▸ Action item: Return each line of the records with nothing changed, pictures excepted.

▸ Study material:
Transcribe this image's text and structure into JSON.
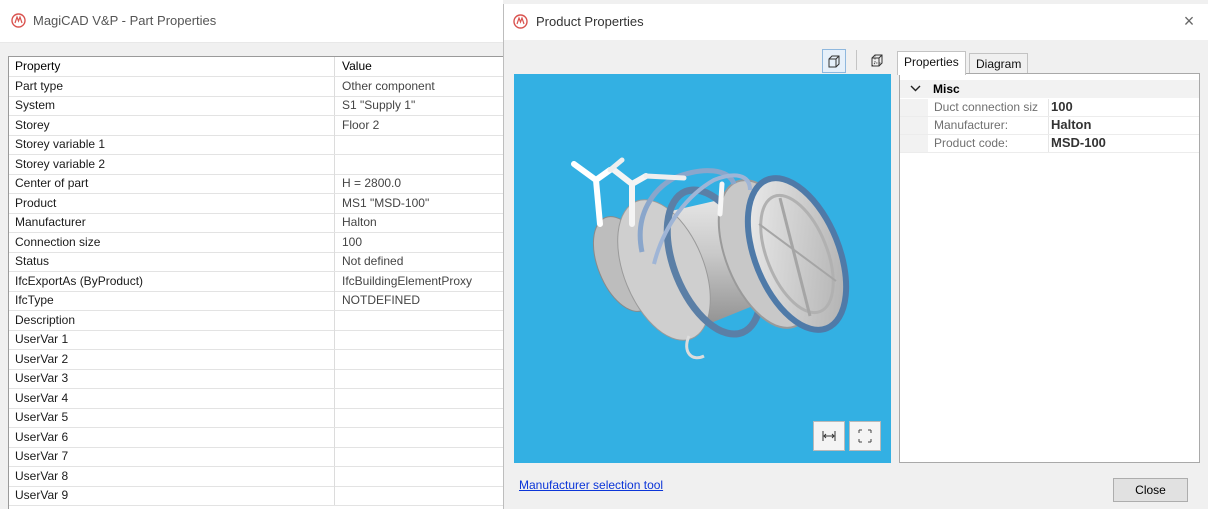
{
  "part_window": {
    "title": "MagiCAD V&P - Part Properties",
    "columns": [
      "Property",
      "Value"
    ],
    "rows": [
      [
        "Part type",
        "Other component"
      ],
      [
        "System",
        "S1 \"Supply 1\""
      ],
      [
        "Storey",
        "Floor 2"
      ],
      [
        "Storey variable 1",
        ""
      ],
      [
        "Storey variable 2",
        ""
      ],
      [
        "Center of part",
        "H = 2800.0"
      ],
      [
        "Product",
        "MS1 \"MSD-100\""
      ],
      [
        "Manufacturer",
        "Halton"
      ],
      [
        "Connection size",
        "100"
      ],
      [
        "Status",
        "Not defined"
      ],
      [
        "IfcExportAs (ByProduct)",
        "IfcBuildingElementProxy"
      ],
      [
        "IfcType",
        "NOTDEFINED"
      ],
      [
        "Description",
        ""
      ],
      [
        "UserVar 1",
        ""
      ],
      [
        "UserVar 2",
        ""
      ],
      [
        "UserVar 3",
        ""
      ],
      [
        "UserVar 4",
        ""
      ],
      [
        "UserVar 5",
        ""
      ],
      [
        "UserVar 6",
        ""
      ],
      [
        "UserVar 7",
        ""
      ],
      [
        "UserVar 8",
        ""
      ],
      [
        "UserVar 9",
        ""
      ]
    ]
  },
  "product_window": {
    "title": "Product Properties",
    "close_glyph": "×",
    "tabs": [
      "Properties",
      "Diagram"
    ],
    "active_tab": "Properties",
    "category": "Misc",
    "properties": [
      {
        "key": "Duct connection siz",
        "value": "100"
      },
      {
        "key": "Manufacturer:",
        "value": "Halton"
      },
      {
        "key": "Product code:",
        "value": "MSD-100"
      }
    ],
    "manufacturer_link": "Manufacturer selection tool",
    "close_button": "Close"
  },
  "icons": {
    "app_icon": "magicad-logo-icon",
    "view_3d": "solid-view-icon",
    "view_wire": "wireframe-view-icon",
    "fit": "fit-width-icon",
    "fullscreen": "fullscreen-icon",
    "expander": "chevron-down-icon"
  },
  "colors": {
    "viewer_background": "#33b0e3",
    "link": "#0b35d8",
    "logo": "#d9534f"
  }
}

▸ Worked solution:
Transcribe this image's text and structure into JSON.
{
  "part_window": {
    "title": "MagiCAD V&P - Part Properties",
    "columns": [
      "Property",
      "Value"
    ],
    "rows": [
      [
        "Part type",
        "Other component"
      ],
      [
        "System",
        "S1 \"Supply 1\""
      ],
      [
        "Storey",
        "Floor 2"
      ],
      [
        "Storey variable 1",
        ""
      ],
      [
        "Storey variable 2",
        ""
      ],
      [
        "Center of part",
        "H = 2800.0"
      ],
      [
        "Product",
        "MS1 \"MSD-100\""
      ],
      [
        "Manufacturer",
        "Halton"
      ],
      [
        "Connection size",
        "100"
      ],
      [
        "Status",
        "Not defined"
      ],
      [
        "IfcExportAs (ByProduct)",
        "IfcBuildingElementProxy"
      ],
      [
        "IfcType",
        "NOTDEFINED"
      ],
      [
        "Description",
        ""
      ],
      [
        "UserVar 1",
        ""
      ],
      [
        "UserVar 2",
        ""
      ],
      [
        "UserVar 3",
        ""
      ],
      [
        "UserVar 4",
        ""
      ],
      [
        "UserVar 5",
        ""
      ],
      [
        "UserVar 6",
        ""
      ],
      [
        "UserVar 7",
        ""
      ],
      [
        "UserVar 8",
        ""
      ],
      [
        "UserVar 9",
        ""
      ]
    ]
  },
  "product_window": {
    "title": "Product Properties",
    "close_glyph": "×",
    "tabs": [
      "Properties",
      "Diagram"
    ],
    "active_tab": "Properties",
    "category": "Misc",
    "properties": [
      {
        "key": "Duct connection siz",
        "value": "100"
      },
      {
        "key": "Manufacturer:",
        "value": "Halton"
      },
      {
        "key": "Product code:",
        "value": "MSD-100"
      }
    ],
    "manufacturer_link": "Manufacturer selection tool",
    "close_button": "Close"
  },
  "icons": {
    "app_icon": "magicad-logo-icon",
    "view_3d": "solid-view-icon",
    "view_wire": "wireframe-view-icon",
    "fit": "fit-width-icon",
    "fullscreen": "fullscreen-icon",
    "expander": "chevron-down-icon"
  },
  "colors": {
    "viewer_background": "#33b0e3",
    "link": "#0b35d8",
    "logo": "#d9534f"
  }
}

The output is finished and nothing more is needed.